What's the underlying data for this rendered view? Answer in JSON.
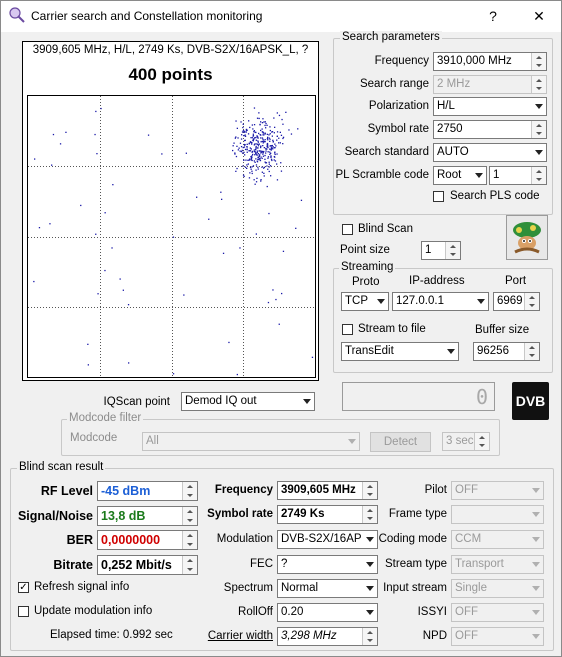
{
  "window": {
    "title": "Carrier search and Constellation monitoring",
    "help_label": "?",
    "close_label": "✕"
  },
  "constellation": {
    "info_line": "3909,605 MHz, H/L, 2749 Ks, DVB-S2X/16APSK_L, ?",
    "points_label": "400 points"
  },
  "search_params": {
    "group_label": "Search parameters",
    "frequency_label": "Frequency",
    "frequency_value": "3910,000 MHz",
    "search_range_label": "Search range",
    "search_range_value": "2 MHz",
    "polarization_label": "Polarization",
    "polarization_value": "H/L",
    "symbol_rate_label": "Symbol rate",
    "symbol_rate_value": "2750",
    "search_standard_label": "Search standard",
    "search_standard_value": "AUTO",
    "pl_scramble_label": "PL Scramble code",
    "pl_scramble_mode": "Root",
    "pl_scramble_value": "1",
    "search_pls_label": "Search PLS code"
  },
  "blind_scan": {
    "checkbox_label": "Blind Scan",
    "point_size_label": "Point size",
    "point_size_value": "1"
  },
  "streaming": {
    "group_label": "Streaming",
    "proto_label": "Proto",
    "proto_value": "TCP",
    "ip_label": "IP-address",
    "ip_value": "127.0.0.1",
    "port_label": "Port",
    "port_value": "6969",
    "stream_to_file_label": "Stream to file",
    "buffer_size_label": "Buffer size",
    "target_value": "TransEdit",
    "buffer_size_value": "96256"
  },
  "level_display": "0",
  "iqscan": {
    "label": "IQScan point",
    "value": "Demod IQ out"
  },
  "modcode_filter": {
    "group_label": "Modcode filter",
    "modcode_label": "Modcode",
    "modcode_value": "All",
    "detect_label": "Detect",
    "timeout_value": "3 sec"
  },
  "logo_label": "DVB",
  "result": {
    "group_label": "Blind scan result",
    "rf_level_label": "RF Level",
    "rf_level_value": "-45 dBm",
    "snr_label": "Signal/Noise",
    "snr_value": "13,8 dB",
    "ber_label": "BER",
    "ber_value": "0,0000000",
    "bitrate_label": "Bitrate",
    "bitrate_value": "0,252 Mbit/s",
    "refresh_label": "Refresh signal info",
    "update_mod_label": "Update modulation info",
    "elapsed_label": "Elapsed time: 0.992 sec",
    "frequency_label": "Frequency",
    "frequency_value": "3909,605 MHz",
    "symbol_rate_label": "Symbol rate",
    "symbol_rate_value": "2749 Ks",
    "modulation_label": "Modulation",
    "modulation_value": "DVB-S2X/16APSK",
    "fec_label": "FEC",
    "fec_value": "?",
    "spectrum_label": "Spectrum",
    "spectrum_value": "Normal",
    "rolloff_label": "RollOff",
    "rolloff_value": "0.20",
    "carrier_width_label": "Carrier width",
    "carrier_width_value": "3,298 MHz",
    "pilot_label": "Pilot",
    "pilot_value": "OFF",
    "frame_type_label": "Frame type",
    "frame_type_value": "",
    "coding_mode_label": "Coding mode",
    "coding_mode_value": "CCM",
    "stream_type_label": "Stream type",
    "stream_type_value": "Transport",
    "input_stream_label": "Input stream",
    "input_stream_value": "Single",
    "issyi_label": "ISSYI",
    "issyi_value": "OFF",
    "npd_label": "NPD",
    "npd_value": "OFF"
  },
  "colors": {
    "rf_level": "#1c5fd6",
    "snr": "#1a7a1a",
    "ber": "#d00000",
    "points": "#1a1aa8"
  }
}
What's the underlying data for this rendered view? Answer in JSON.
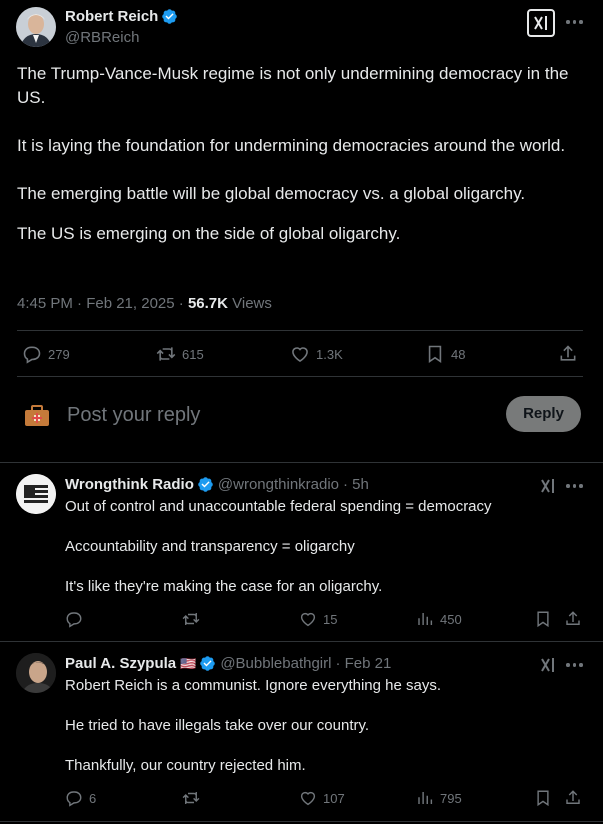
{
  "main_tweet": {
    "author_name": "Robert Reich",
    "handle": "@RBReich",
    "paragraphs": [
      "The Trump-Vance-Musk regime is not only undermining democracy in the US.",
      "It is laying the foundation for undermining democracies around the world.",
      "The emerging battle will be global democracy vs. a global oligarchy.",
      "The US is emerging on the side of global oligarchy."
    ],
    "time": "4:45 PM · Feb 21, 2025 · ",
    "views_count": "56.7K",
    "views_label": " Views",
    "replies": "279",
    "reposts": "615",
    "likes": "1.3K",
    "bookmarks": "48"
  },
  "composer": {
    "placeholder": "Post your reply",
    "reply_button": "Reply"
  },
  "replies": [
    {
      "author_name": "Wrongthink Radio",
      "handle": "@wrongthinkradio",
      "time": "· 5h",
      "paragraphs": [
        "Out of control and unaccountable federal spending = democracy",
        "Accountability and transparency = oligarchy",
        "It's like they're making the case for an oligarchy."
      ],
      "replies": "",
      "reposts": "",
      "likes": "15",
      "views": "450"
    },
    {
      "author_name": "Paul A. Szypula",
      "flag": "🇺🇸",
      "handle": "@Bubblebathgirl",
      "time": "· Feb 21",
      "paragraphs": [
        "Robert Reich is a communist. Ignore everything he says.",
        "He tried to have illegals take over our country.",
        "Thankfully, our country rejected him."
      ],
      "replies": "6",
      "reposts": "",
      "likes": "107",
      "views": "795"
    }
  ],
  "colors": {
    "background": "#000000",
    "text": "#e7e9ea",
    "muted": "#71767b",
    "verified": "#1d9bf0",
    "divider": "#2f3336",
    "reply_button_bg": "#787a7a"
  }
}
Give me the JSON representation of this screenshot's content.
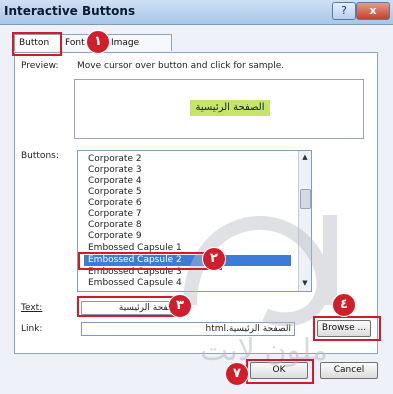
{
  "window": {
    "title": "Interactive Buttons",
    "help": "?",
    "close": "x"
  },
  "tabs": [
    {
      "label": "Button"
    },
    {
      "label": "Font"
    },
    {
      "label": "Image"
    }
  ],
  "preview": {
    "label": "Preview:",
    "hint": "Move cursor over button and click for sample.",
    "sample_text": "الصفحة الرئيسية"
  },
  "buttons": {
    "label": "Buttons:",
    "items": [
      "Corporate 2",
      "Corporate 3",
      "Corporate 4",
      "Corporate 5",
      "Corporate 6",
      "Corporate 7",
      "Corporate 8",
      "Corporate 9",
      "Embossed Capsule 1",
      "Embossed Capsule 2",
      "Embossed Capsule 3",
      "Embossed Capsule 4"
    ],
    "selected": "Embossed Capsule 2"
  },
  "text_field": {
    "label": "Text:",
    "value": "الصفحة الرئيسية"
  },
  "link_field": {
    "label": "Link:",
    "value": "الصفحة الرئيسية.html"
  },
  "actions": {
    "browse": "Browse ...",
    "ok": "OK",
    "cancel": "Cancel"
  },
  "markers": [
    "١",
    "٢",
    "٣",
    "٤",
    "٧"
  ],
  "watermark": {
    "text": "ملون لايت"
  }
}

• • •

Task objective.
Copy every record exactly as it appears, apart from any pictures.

Answer to the problem.
What's the underlying data for this rendered view? Answer in JSON.
{
  "window": {
    "title": "Carrier search and Constellation monitoring",
    "help_label": "?",
    "close_label": "✕"
  },
  "constellation": {
    "info_line": "3909,605 MHz, H/L, 2749 Ks, DVB-S2X/16APSK_L, ?",
    "points_label": "400 points"
  },
  "search_params": {
    "group_label": "Search parameters",
    "frequency_label": "Frequency",
    "frequency_value": "3910,000 MHz",
    "search_range_label": "Search range",
    "search_range_value": "2 MHz",
    "polarization_label": "Polarization",
    "polarization_value": "H/L",
    "symbol_rate_label": "Symbol rate",
    "symbol_rate_value": "2750",
    "search_standard_label": "Search standard",
    "search_standard_value": "AUTO",
    "pl_scramble_label": "PL Scramble code",
    "pl_scramble_mode": "Root",
    "pl_scramble_value": "1",
    "search_pls_label": "Search PLS code"
  },
  "blind_scan": {
    "checkbox_label": "Blind Scan",
    "point_size_label": "Point size",
    "point_size_value": "1"
  },
  "streaming": {
    "group_label": "Streaming",
    "proto_label": "Proto",
    "proto_value": "TCP",
    "ip_label": "IP-address",
    "ip_value": "127.0.0.1",
    "port_label": "Port",
    "port_value": "6969",
    "stream_to_file_label": "Stream to file",
    "buffer_size_label": "Buffer size",
    "target_value": "TransEdit",
    "buffer_size_value": "96256"
  },
  "level_display": "0",
  "iqscan": {
    "label": "IQScan point",
    "value": "Demod IQ out"
  },
  "modcode_filter": {
    "group_label": "Modcode filter",
    "modcode_label": "Modcode",
    "modcode_value": "All",
    "detect_label": "Detect",
    "timeout_value": "3 sec"
  },
  "logo_label": "DVB",
  "result": {
    "group_label": "Blind scan result",
    "rf_level_label": "RF Level",
    "rf_level_value": "-45 dBm",
    "snr_label": "Signal/Noise",
    "snr_value": "13,8 dB",
    "ber_label": "BER",
    "ber_value": "0,0000000",
    "bitrate_label": "Bitrate",
    "bitrate_value": "0,252 Mbit/s",
    "refresh_label": "Refresh signal info",
    "update_mod_label": "Update modulation info",
    "elapsed_label": "Elapsed time: 0.992 sec",
    "frequency_label": "Frequency",
    "frequency_value": "3909,605 MHz",
    "symbol_rate_label": "Symbol rate",
    "symbol_rate_value": "2749 Ks",
    "modulation_label": "Modulation",
    "modulation_value": "DVB-S2X/16APSK",
    "fec_label": "FEC",
    "fec_value": "?",
    "spectrum_label": "Spectrum",
    "spectrum_value": "Normal",
    "rolloff_label": "RollOff",
    "rolloff_value": "0.20",
    "carrier_width_label": "Carrier width",
    "carrier_width_value": "3,298 MHz",
    "pilot_label": "Pilot",
    "pilot_value": "OFF",
    "frame_type_label": "Frame type",
    "frame_type_value": "",
    "coding_mode_label": "Coding mode",
    "coding_mode_value": "CCM",
    "stream_type_label": "Stream type",
    "stream_type_value": "Transport",
    "input_stream_label": "Input stream",
    "input_stream_value": "Single",
    "issyi_label": "ISSYI",
    "issyi_value": "OFF",
    "npd_label": "NPD",
    "npd_value": "OFF"
  },
  "colors": {
    "rf_level": "#1c5fd6",
    "snr": "#1a7a1a",
    "ber": "#d00000",
    "points": "#1a1aa8"
  }
}
What's the underlying data for this rendered view? Answer in JSON.
{
  "main_tweet": {
    "author_name": "Robert Reich",
    "handle": "@RBReich",
    "paragraphs": [
      "The Trump-Vance-Musk regime is not only undermining democracy in the US.",
      "It is laying the foundation for undermining democracies around the world.",
      "The emerging battle will be global democracy vs. a global oligarchy.",
      "The US is emerging on the side of global oligarchy."
    ],
    "time": "4:45 PM · Feb 21, 2025 · ",
    "views_count": "56.7K",
    "views_label": " Views",
    "replies": "279",
    "reposts": "615",
    "likes": "1.3K",
    "bookmarks": "48"
  },
  "composer": {
    "placeholder": "Post your reply",
    "reply_button": "Reply"
  },
  "replies": [
    {
      "author_name": "Wrongthink Radio",
      "handle": "@wrongthinkradio",
      "time": "· 5h",
      "paragraphs": [
        "Out of control and unaccountable federal spending = democracy",
        "Accountability and transparency = oligarchy",
        "It's like they're making the case for an oligarchy."
      ],
      "replies": "",
      "reposts": "",
      "likes": "15",
      "views": "450"
    },
    {
      "author_name": "Paul A. Szypula",
      "flag": "🇺🇸",
      "handle": "@Bubblebathgirl",
      "time": "· Feb 21",
      "paragraphs": [
        "Robert Reich is a communist. Ignore everything he says.",
        "He tried to have illegals take over our country.",
        "Thankfully, our country rejected him."
      ],
      "replies": "6",
      "reposts": "",
      "likes": "107",
      "views": "795"
    }
  ],
  "colors": {
    "background": "#000000",
    "text": "#e7e9ea",
    "muted": "#71767b",
    "verified": "#1d9bf0",
    "divider": "#2f3336",
    "reply_button_bg": "#787a7a"
  }
}
Give me the JSON representation of this screenshot's content.
{
  "window": {
    "title": "Interactive Buttons",
    "help": "?",
    "close": "x"
  },
  "tabs": [
    {
      "label": "Button"
    },
    {
      "label": "Font"
    },
    {
      "label": "Image"
    }
  ],
  "preview": {
    "label": "Preview:",
    "hint": "Move cursor over button and click for sample.",
    "sample_text": "الصفحة الرئيسية"
  },
  "buttons": {
    "label": "Buttons:",
    "items": [
      "Corporate 2",
      "Corporate 3",
      "Corporate 4",
      "Corporate 5",
      "Corporate 6",
      "Corporate 7",
      "Corporate 8",
      "Corporate 9",
      "Embossed Capsule 1",
      "Embossed Capsule 2",
      "Embossed Capsule 3",
      "Embossed Capsule 4"
    ],
    "selected": "Embossed Capsule 2"
  },
  "text_field": {
    "label": "Text:",
    "value": "الصفحة الرئيسية"
  },
  "link_field": {
    "label": "Link:",
    "value": "الصفحة الرئيسية.html"
  },
  "actions": {
    "browse": "Browse ...",
    "ok": "OK",
    "cancel": "Cancel"
  },
  "markers": [
    "١",
    "٢",
    "٣",
    "٤",
    "٧"
  ],
  "watermark": {
    "text": "ملون لايت"
  }
}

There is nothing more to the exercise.